*RECORDS FOR THIS EXERCISE*.
________

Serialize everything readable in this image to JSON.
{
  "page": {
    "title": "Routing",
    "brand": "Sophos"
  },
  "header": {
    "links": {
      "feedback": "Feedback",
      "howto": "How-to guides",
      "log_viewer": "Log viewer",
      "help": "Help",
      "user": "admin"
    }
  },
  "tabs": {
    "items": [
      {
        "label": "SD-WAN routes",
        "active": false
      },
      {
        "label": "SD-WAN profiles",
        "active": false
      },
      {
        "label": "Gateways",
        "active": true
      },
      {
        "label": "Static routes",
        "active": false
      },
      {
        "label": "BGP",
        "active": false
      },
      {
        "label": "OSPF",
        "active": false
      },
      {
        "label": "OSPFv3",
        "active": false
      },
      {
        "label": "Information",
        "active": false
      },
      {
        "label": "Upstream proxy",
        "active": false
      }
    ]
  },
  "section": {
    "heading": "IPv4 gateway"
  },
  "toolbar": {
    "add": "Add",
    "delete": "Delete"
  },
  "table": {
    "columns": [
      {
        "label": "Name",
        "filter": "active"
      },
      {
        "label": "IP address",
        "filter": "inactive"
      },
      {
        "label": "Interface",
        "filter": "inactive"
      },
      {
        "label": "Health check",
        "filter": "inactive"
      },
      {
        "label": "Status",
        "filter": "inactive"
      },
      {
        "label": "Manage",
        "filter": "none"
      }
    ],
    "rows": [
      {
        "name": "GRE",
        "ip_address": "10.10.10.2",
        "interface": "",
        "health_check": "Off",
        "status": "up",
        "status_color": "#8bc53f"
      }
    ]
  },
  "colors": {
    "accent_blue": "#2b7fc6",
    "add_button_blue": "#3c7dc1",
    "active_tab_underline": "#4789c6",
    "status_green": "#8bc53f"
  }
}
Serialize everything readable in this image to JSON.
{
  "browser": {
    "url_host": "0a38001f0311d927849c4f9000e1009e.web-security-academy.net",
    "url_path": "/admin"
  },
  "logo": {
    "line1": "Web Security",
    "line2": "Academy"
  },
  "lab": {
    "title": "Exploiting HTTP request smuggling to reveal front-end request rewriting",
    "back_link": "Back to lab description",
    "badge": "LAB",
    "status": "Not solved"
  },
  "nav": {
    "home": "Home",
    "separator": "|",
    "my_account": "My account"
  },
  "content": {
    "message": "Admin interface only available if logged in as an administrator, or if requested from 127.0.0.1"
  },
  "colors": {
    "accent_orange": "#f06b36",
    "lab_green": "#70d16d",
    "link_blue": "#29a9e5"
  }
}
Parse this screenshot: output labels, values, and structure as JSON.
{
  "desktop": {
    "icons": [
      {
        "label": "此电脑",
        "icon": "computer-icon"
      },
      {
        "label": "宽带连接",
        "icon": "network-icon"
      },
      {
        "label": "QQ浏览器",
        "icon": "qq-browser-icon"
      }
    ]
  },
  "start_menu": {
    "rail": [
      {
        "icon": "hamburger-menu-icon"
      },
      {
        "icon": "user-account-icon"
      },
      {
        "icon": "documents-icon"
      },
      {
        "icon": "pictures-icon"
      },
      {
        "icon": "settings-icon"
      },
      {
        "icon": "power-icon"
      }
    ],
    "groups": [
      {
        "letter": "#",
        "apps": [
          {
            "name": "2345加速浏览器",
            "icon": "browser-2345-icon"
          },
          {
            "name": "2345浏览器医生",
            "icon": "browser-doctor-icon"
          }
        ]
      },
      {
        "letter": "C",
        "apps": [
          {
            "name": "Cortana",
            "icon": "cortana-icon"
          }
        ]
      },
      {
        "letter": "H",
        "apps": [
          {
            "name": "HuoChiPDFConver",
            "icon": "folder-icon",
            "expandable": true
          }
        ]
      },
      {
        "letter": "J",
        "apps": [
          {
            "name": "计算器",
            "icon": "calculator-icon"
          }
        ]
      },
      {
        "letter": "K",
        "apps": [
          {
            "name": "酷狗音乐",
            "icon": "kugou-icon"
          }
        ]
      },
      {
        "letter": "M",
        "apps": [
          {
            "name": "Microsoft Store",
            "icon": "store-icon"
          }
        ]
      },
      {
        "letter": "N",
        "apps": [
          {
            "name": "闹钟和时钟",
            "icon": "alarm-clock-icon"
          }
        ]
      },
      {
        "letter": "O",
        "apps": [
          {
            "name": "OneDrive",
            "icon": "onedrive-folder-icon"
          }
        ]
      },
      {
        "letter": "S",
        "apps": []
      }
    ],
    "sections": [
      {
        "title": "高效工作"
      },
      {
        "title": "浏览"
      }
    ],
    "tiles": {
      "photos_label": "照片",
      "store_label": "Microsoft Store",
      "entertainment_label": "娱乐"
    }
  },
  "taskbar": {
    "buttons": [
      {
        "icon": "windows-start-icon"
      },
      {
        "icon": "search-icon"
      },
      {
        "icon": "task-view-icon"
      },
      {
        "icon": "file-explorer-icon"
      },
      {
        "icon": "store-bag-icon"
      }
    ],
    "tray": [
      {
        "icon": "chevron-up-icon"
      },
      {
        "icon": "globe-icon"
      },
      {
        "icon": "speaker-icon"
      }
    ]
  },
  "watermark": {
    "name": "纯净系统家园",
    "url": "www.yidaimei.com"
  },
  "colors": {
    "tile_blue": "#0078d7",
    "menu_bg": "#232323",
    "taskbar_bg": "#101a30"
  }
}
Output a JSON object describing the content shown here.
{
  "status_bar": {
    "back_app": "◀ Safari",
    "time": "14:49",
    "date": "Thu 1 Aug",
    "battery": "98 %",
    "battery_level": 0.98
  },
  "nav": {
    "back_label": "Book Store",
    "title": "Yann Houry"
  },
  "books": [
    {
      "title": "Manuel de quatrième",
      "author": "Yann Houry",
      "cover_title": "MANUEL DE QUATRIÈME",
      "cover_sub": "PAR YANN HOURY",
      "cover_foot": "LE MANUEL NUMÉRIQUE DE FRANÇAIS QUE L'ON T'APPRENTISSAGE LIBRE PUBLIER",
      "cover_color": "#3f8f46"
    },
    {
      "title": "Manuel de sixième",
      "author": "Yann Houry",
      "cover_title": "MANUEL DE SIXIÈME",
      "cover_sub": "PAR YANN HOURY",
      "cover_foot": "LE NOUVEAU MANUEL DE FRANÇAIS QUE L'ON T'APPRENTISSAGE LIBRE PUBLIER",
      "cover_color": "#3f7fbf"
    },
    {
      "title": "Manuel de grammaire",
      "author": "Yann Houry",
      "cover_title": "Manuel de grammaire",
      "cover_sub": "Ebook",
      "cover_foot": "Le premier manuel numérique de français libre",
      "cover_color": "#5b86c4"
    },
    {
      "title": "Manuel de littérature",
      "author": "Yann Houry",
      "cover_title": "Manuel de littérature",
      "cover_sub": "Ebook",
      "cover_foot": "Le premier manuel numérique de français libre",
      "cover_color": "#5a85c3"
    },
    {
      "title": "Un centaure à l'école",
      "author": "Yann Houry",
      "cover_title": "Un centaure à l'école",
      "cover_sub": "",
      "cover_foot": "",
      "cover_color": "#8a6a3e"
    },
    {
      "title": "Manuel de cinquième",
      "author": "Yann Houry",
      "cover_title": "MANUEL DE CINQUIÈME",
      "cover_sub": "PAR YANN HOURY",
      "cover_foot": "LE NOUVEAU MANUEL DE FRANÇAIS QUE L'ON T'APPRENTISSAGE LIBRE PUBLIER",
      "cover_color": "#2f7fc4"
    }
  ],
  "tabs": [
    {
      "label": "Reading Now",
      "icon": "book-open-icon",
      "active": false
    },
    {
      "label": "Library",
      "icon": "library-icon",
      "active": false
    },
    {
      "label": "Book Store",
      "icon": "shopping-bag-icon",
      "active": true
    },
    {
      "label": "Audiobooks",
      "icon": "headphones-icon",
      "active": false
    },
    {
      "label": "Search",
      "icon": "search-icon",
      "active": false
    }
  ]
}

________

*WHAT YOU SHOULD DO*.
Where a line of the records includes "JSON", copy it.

*RESULT OF THIS EXERCISE*.
Serialize everything readable in this image to JSON.
Serialize everything readable in this image to JSON.
Parse this screenshot: output labels, values, and structure as JSON.
Output a JSON object describing the content shown here.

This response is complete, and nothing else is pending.